After the creditor has been properly notified by the attorney, they must file a written document in the probate court, known as a “Statement of Claim”. A creditor who does not timely follow this court procedure, loses their legal right to collect the debt from the probate assets.
After expenses and valid creditors are paid, the personal representative is charged with distributing the decedent’s property to the beneficiaries.
Some people compare the process, to administering a small business, whereby assets are collected, debts are paid, legal title is transferred, and distribution to the beneficiaries is accomplished. The probate process is document intensive, but assures fairness in the distribution. It is also designed to be open so that all the beneficiaries and valid creditors know what the assets are, who will receive them and in what proportion. There are many procedures in place to assure that all interested persons receive notice and information about the probate.

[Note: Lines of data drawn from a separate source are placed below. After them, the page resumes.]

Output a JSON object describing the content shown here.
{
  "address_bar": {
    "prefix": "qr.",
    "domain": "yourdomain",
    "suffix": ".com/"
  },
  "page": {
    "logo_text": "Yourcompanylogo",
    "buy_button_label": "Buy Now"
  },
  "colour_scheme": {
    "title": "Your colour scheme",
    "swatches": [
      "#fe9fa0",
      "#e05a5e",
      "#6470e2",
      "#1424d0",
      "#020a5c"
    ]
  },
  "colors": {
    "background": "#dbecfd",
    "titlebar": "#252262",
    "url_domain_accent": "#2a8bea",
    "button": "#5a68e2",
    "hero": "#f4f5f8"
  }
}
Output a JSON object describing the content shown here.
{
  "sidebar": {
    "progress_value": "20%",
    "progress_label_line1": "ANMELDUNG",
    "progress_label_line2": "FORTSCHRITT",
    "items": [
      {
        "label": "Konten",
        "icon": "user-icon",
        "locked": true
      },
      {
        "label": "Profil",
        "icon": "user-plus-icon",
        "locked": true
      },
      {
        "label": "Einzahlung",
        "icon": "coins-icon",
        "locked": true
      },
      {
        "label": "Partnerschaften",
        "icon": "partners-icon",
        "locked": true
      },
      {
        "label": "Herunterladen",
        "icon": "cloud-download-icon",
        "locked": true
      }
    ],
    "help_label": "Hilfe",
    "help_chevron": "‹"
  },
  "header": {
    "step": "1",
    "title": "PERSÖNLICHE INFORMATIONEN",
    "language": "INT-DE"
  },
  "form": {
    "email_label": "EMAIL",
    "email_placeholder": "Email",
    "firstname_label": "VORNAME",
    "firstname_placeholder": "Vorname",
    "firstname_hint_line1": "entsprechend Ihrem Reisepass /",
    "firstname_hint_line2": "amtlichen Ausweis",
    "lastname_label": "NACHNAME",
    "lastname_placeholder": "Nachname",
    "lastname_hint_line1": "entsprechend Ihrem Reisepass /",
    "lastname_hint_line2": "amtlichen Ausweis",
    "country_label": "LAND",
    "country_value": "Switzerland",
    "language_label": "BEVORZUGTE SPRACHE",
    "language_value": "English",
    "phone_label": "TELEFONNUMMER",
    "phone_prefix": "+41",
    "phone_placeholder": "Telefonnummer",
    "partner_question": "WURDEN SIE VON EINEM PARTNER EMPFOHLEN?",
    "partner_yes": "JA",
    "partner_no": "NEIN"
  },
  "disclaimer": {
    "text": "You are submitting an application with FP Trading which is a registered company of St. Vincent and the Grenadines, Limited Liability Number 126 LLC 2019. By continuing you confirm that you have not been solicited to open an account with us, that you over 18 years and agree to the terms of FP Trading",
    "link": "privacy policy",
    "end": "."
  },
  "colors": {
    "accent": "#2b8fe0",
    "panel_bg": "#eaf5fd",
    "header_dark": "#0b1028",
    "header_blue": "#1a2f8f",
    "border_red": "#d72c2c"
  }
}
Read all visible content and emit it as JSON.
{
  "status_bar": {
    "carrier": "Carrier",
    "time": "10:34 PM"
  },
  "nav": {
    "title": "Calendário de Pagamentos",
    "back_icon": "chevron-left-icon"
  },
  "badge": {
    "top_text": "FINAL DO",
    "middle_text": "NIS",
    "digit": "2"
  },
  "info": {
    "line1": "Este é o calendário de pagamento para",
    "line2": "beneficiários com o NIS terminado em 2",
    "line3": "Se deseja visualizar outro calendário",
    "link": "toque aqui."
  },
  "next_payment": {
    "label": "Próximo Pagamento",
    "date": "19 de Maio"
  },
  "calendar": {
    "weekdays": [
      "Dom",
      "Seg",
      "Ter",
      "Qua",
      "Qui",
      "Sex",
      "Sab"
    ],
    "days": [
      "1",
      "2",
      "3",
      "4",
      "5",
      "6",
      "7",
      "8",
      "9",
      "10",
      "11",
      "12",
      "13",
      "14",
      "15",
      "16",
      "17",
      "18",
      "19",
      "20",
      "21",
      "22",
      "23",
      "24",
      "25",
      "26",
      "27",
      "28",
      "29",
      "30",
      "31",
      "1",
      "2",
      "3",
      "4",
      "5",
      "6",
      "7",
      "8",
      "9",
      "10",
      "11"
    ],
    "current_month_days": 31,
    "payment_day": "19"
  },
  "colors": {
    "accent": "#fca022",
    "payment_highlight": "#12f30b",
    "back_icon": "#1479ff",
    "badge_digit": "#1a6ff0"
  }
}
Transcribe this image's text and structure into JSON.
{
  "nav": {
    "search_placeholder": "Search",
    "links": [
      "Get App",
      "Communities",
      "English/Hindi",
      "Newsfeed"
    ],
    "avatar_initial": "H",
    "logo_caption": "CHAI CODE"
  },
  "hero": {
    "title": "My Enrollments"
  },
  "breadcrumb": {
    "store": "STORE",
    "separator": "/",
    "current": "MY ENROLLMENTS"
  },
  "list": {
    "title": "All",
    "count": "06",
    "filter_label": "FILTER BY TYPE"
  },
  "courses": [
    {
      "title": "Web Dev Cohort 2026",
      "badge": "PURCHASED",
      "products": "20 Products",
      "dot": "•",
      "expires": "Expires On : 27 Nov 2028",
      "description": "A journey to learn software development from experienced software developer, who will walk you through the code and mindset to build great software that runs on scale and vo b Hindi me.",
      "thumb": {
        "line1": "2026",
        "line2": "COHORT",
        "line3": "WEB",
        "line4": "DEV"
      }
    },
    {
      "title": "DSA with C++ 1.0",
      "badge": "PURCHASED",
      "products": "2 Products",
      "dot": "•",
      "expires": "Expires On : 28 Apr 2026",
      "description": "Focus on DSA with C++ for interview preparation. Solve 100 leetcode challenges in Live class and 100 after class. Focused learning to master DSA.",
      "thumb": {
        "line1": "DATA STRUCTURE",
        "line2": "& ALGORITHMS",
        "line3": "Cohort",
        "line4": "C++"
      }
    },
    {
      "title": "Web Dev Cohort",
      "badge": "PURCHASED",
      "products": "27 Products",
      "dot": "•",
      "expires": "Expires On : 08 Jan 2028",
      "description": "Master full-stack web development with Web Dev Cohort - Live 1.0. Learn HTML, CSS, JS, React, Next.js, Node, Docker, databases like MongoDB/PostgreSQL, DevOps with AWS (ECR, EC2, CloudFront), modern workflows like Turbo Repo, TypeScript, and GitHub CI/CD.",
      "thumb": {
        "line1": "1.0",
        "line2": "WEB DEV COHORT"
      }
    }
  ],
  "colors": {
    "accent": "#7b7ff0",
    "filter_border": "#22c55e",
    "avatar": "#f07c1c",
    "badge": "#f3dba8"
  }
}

All is done with the assistance and direction of the probate attorney, who interfaces with the court to get the required court Orders, which are necessary to complete the job. Once completed, the court issues an Order Discharging the Personal Representative, and the case is closed.
Upon death of a Grantor, the trustee has the fiduciary duty to distribute the assets of the decedent according to the terms of the trust. Being a trustee is a big job. For a lay trustee, many questions arise on the logistics of carrying out the distribution. Typical issues are what debts are owed and should be paid.
- How do I find the assets?
- How do I prove the beneficiary received the property?
- What kind of records should I keep?
- Are taxes owed?
- How do I find the beneficiaries?
- How do I terminate the Trust?
- How should assets be titled?
- What if the successor trustee has died?
- Can the trust terms be amended if needed to carry out the intent of the Grantor?
- Can I be paid for my work?
Diane Zuckerman, Esq. can serve as a guide to assist the trustee in answering these types of questions, and in carrying out this difficult job.